4-Part Ladder Workout to Improve Full-Body Quickness and Power

Add these ladder drills to your training program to get quicker and faster while improving your balance and coordination.

Almost every strength and conditioning facility has an agility ladder, and for a good reason. A ladder workout helps athletes improve their footwork, balance and coordination by forcing them to make quick, powerful and dynamic movements while simultaneously being aware of the spacing of their environments.

Quick feet are great, but learning how to use them to put yourself in a powerful position—one that allows you to make great plays on the field—is even better. Regardless of the sport you play, becoming a stronger and more responsive athlete on your feet will benefit your performance. Start using this ladder workout to develop both the speed at which you move your feet and the rate at which you put yourself into favorable athletic positions on the field.

RELATED: Get Faster and More Nimble With 10 Agility Ladder Drills

Each of the following ladder drills forces you to focus on both your foot speed and your overall body positioning. After a proper warm-up, perform them before any agility workout you do during your training program.

Drill 1: Quick-Cut Restarts

  1. Start with a staggered stance at the top of ladder (in the video, the left foot is forward and the right foot is back).
  2. Quickly step into the first box with your back leg (in this case the right foot), and bring the other foot into the same box right after it.
  3. Repeat for the following box (right foot followed by left foot).
  4. With your lead foot, make a planting cut outside the current rung and propel your other leg forward into the next rung.
  5. When your foot lands, stabilize your body and pause for a quick moment before continuing the drill by repeating steps 2-4.

Perform this ladder drill three times leading with your right foot and three times leading with your left foot.

RELATED: Wide Receiver Speed and Agility Drills

How This Helps You:

This drill improves your ability to produce lateral cutting motions while quickly moving forward, which is helpful in any sport requiring reactive changes of direction. It also improves your ability to stabilize your body using only one leg, which is also important on the field of play.

Drill 2: Plyo Rotational Hops

  1. Start at the top of the ladder in a narrow jumping stance.
  2. Hop directly into the first box with both feet.
  3. Hop directly into the next box with both feet.
  4. As you hop into the next box, turn your body 45 degrees.
  5. Upon landing, jump as high as you can into the next box while rotating your hips back to their original position.
  6. Repeat steps 2-5 for the remainder of the ladder.

Perform this drill twice turning your hips to the right and twice turning your hips to the left.

How This Helps You:

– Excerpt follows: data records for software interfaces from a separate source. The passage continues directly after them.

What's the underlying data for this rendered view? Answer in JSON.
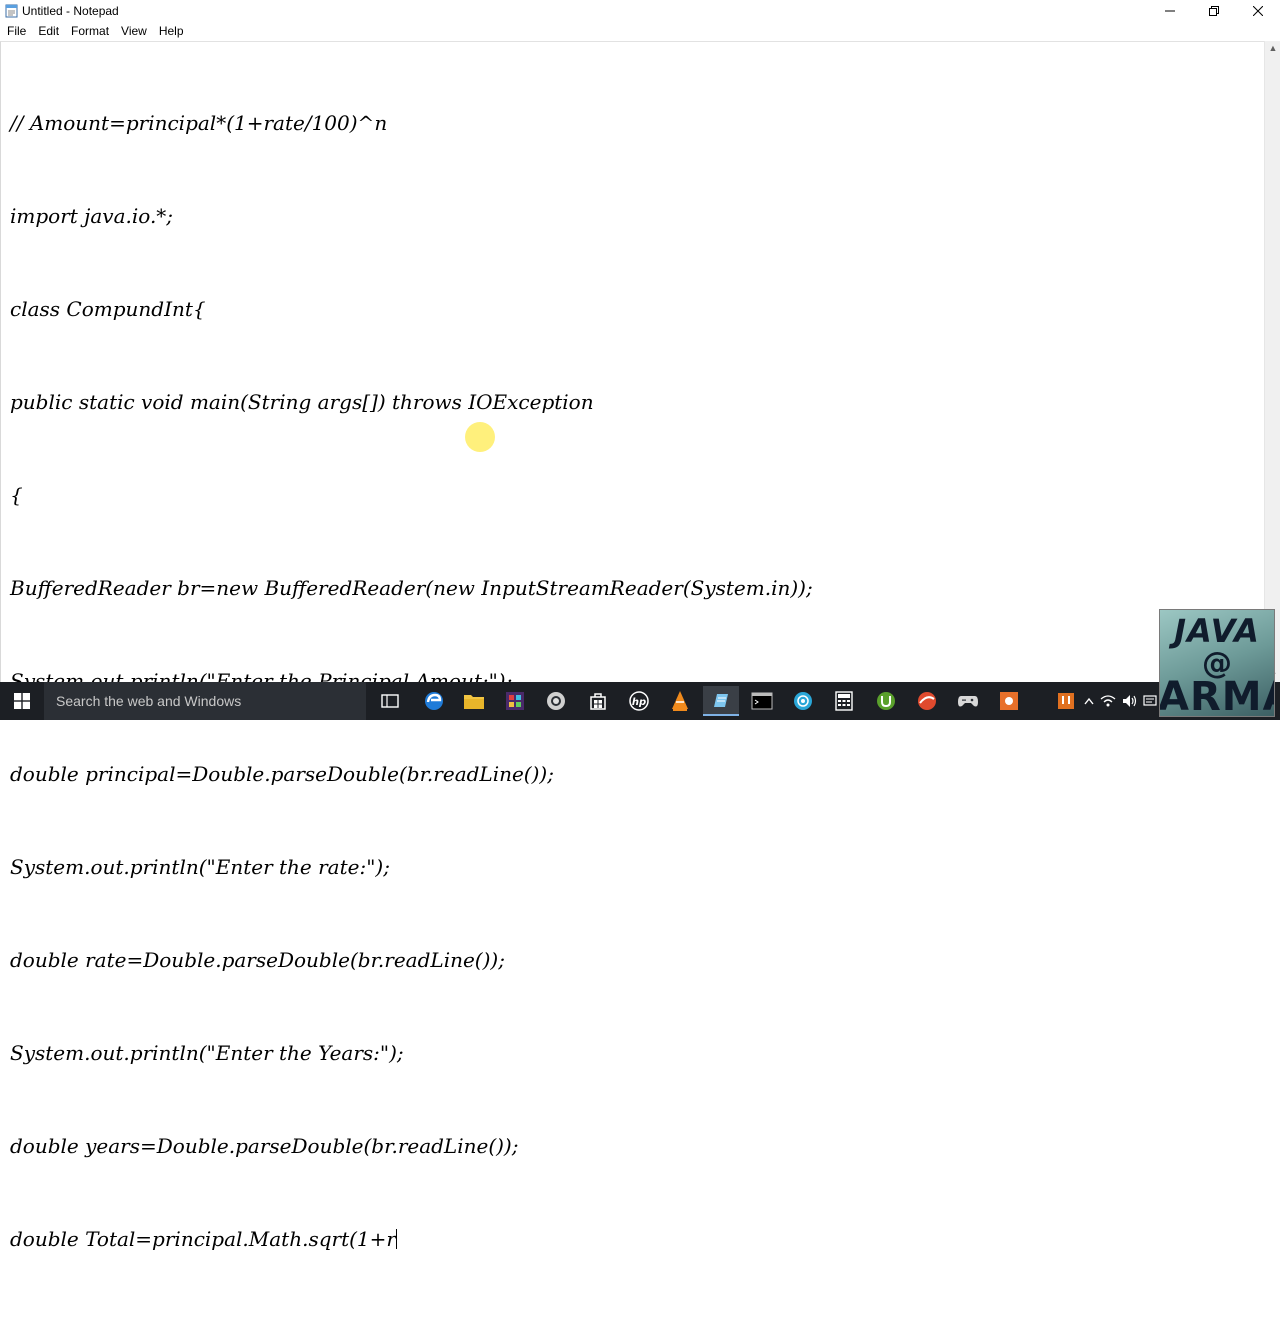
{
  "window": {
    "title": "Untitled - Notepad",
    "controls": {
      "minimize": "—",
      "maximize": "❐",
      "close": "✕"
    }
  },
  "menu": {
    "items": [
      {
        "label": "File"
      },
      {
        "label": "Edit"
      },
      {
        "label": "Format"
      },
      {
        "label": "View"
      },
      {
        "label": "Help"
      }
    ]
  },
  "editor": {
    "lines": [
      "// Amount=principal*(1+rate/100)^n",
      "import java.io.*;",
      "class CompundInt{",
      "public static void main(String args[]) throws IOException",
      "{",
      "BufferedReader br=new BufferedReader(new InputStreamReader(System.in));",
      "System.out.println(\"Enter the Principal Amout:\");",
      "double principal=Double.parseDouble(br.readLine());",
      "System.out.println(\"Enter the rate:\");",
      "double rate=Double.parseDouble(br.readLine());",
      "System.out.println(\"Enter the Years:\");",
      "double years=Double.parseDouble(br.readLine());",
      "double Total=principal.Math.sqrt(1+r"
    ]
  },
  "taskbar": {
    "search_placeholder": "Search the web and Windows",
    "icons": [
      "task-view-icon",
      "edge-icon",
      "file-explorer-icon",
      "app-icon",
      "chrome-icon",
      "store-icon",
      "hp-icon",
      "vlc-icon",
      "notepad-icon",
      "cmd-icon",
      "network-icon",
      "calculator-icon",
      "utorrent-icon",
      "browser-icon",
      "game-icon",
      "app-orange-icon"
    ],
    "active_icon": "notepad-icon"
  },
  "tray": {
    "icons": [
      "show-hidden-icon",
      "network-tray-icon",
      "volume-icon",
      "message-icon"
    ]
  },
  "logo": {
    "line1": "JAVA",
    "line2": "@",
    "line3": "ARMA"
  },
  "colors": {
    "taskbar": "#1c1f24",
    "highlight": "#ffeb50"
  }
}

This drill improves your ability to quickly re-position yourself to exert maximum effort. The ability to rapidly readjust your body to perform a max-effort move like jumping will help you make plays in soccer, football, basketball and baseball.

RELATED: Baseball Agility Drills

Drill 3: Lateral Shuffle with Chest Pass

  1. Start in a staggered stance along the side of the ladder.
  2. As you propel yourself laterally down the ladder, alternate your feet forward and backward, making sure each foot touches each box of the ladder.
  3. Remember which foot started in the back position. Every time that foot enters a box, punch both arms forward as if you were chest-passing a basketball.
  4. Continue to repeat steps 2-3 for the duration of the ladder.

Perform this drill three times leading with your right leg and three times leading with your left leg.

How This Helps You:

This drill forces your lower body to develop lateral quickness while at the same time improving foot speed. It also develops coordination by requiring your upper body and lower body to work as a single unit.

RELATED: Tennis Ball Agility Drill With Peyton Manning

Drill 4: Quick Step Hip Switches

  1. Start in a staggered stance along the right side of the ladder, making sure your right foot is back.
  2. Take a step forward with your right foot.
  3. Step forward with your other foot.
  4. When your second foot lands, pick up your leading foot and turn your hip, head and foot 45 degrees toward the ladder and step into the box.
  5. While bringing the foot that just touched the ladder back to its original position, your trailing foot touches the ground.
  6. Touch the ground again with your leading foot.
  7. Repeat steps 3-6 for the duration of the ladder.

Perform this drill twice with your right foot leading and twice with your left foot leading.

Many of my athletes say it looks like they are about to get into a break dance competition when they do this drill, so if you feel you look like the kid in this video at the 15-second mark, you are doing it right!

How This Helps You:

This drill develops your ability to redirect your hips and feet so you can quickly change directions.

Photo Credit: Getty Images // Thinkstock